### The problem
Each line of the data below that contains "Breakpoints" must be copied.

### Recorded information
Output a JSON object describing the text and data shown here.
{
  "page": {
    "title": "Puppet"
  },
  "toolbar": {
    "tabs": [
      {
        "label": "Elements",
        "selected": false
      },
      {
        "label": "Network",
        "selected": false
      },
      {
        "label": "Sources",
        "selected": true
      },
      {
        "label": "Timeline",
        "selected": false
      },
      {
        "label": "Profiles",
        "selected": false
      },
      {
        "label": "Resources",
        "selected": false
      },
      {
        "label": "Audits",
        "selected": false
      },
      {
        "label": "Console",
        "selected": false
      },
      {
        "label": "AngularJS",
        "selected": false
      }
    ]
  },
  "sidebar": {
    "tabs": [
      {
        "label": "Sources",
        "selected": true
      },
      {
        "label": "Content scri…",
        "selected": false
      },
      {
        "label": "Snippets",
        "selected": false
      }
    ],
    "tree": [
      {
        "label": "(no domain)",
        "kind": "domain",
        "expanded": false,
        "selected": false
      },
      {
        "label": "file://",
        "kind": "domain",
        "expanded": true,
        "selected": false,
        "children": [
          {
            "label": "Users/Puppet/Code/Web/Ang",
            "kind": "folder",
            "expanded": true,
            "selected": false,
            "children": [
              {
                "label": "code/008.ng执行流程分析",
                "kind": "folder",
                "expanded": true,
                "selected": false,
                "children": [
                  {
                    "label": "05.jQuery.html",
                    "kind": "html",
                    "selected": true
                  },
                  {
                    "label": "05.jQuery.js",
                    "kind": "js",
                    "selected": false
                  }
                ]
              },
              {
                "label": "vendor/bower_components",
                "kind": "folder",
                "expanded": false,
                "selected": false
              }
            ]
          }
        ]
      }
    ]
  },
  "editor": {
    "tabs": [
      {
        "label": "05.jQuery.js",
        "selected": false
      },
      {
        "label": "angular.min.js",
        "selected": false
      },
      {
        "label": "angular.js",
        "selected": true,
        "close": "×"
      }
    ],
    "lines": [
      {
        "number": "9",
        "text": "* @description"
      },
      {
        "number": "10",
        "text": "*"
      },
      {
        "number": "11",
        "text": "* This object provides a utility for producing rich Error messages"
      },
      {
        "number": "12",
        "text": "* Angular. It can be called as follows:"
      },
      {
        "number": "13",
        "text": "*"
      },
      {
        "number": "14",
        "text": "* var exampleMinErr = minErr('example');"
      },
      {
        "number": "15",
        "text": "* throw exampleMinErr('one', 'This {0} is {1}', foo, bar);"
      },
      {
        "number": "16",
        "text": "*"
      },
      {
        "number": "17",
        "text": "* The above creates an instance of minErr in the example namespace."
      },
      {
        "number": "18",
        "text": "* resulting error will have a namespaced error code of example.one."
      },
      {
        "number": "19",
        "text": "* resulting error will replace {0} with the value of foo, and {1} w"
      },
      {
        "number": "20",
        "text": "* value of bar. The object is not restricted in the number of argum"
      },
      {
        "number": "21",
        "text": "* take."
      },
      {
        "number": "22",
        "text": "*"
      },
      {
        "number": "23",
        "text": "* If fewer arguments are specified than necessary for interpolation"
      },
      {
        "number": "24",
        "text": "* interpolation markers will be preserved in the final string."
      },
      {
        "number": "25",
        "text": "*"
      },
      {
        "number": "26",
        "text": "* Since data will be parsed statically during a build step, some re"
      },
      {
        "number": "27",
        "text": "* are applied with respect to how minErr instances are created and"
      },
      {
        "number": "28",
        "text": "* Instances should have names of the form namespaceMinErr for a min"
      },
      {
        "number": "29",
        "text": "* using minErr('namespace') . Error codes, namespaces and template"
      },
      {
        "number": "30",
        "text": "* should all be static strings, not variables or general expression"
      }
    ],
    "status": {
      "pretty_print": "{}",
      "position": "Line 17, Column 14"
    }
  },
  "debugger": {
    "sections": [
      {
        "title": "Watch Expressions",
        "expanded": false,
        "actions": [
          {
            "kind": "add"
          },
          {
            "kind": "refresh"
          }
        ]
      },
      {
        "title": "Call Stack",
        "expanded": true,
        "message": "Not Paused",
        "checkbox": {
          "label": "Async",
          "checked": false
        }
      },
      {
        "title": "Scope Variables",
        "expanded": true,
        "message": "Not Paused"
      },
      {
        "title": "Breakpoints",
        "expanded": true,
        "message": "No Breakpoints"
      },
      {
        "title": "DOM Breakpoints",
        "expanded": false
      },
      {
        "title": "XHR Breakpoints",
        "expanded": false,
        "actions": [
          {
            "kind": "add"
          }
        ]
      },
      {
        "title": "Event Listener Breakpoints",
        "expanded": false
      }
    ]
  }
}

### Written answer
        "title": "Breakpoints",
        "message": "No Breakpoints"
        "title": "DOM Breakpoints",
        "title": "XHR Breakpoints",
        "title": "Event Listener Breakpoints",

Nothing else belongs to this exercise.